▶ **The data**
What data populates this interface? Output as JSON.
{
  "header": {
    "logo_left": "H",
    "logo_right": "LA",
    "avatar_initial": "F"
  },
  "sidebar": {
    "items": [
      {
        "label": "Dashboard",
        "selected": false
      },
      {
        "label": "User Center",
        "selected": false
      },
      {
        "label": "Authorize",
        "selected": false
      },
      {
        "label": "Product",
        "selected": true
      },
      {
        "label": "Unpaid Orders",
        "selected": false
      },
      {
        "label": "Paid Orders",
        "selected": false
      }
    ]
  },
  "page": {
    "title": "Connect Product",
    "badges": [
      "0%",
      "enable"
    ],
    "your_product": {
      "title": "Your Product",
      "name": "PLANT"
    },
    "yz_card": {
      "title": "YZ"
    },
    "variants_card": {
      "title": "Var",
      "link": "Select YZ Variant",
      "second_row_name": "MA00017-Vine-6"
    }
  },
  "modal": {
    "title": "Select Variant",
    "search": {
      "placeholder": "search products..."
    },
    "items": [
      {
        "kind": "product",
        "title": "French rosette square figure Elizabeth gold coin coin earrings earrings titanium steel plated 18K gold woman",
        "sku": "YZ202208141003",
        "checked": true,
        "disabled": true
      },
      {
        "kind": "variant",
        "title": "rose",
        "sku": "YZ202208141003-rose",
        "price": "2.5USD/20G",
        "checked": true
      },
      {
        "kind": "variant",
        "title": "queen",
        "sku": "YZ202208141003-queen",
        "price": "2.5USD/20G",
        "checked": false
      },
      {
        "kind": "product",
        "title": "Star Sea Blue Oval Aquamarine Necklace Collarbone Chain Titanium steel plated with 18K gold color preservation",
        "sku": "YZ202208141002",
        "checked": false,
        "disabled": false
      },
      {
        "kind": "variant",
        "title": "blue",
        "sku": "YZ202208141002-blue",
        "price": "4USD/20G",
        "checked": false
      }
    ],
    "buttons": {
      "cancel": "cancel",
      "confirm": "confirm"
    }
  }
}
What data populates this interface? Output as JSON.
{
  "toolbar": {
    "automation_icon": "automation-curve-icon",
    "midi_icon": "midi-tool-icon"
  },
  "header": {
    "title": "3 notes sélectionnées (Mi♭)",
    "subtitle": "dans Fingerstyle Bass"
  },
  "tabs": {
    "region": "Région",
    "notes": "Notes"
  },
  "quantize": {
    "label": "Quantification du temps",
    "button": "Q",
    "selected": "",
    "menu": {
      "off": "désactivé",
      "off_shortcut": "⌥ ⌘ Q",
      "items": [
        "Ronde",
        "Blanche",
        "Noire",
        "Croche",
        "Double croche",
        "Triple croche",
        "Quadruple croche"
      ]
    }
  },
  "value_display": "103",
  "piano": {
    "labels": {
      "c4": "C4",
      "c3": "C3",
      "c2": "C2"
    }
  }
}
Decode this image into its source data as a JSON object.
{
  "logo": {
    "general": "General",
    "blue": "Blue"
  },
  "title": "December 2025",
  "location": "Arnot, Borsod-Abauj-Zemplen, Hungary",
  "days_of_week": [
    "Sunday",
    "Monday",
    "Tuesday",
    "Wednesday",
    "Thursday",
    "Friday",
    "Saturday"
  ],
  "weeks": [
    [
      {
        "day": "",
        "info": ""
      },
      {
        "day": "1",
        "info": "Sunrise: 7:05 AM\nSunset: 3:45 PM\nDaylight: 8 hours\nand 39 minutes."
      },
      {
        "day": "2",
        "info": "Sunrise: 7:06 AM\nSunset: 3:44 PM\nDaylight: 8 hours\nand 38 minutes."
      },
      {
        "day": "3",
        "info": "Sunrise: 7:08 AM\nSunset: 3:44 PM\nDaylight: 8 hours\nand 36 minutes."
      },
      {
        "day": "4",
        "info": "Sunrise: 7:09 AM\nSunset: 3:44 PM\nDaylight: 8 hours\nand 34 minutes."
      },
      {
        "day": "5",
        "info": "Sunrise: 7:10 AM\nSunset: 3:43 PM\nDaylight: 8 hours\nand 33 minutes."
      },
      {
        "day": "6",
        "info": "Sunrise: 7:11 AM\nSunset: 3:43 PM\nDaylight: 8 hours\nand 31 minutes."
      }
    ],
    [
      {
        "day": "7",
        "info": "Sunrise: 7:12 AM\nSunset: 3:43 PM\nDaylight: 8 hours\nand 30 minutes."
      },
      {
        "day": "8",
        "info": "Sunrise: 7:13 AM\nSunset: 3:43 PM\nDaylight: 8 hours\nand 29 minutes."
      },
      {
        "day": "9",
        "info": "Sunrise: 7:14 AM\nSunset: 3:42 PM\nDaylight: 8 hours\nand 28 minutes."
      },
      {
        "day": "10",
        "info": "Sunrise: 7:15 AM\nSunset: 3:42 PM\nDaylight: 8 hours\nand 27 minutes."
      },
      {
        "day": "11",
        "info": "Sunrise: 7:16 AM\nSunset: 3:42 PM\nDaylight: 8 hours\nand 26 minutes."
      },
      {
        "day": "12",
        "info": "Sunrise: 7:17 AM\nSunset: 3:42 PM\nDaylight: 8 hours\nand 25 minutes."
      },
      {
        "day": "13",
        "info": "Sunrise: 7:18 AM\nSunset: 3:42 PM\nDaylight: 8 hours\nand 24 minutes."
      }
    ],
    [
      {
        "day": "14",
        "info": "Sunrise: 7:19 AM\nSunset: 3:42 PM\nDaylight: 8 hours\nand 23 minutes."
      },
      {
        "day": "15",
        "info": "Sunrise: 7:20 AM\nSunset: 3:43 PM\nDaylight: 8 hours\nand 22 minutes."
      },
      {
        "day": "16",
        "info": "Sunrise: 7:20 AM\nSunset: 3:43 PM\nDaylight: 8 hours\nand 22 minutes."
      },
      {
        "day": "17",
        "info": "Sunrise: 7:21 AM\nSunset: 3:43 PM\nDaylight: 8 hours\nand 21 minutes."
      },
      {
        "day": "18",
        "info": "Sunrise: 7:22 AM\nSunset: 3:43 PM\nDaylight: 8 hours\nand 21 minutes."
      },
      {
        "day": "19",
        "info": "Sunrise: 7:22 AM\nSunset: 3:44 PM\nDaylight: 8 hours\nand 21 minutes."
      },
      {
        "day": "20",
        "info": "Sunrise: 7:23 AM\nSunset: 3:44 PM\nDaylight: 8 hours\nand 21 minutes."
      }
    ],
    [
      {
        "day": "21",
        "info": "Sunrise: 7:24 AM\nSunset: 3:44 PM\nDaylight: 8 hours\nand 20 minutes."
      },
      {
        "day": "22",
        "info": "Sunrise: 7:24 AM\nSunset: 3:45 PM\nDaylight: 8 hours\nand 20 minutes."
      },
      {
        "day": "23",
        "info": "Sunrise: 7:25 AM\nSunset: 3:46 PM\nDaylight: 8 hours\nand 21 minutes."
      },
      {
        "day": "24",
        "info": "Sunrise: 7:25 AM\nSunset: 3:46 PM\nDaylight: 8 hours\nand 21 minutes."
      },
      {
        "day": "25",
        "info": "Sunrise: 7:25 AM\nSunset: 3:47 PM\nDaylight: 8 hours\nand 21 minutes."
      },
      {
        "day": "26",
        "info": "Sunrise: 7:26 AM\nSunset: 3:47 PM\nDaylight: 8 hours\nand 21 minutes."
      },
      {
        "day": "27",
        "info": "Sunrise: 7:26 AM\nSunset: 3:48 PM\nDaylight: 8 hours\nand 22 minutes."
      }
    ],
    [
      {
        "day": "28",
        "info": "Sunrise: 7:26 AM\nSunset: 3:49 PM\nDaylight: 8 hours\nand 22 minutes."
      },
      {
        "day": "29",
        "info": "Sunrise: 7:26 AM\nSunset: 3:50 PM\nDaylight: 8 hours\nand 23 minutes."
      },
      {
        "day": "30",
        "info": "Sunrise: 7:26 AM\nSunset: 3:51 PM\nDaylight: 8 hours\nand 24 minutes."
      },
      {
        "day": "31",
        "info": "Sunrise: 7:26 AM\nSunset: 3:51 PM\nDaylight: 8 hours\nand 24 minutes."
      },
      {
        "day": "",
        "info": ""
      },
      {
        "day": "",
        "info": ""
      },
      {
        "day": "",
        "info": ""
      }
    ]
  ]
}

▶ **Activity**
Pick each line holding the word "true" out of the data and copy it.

▶ **Result below**
        "selected": true
        "checked": true,
        "disabled": true
        "checked": true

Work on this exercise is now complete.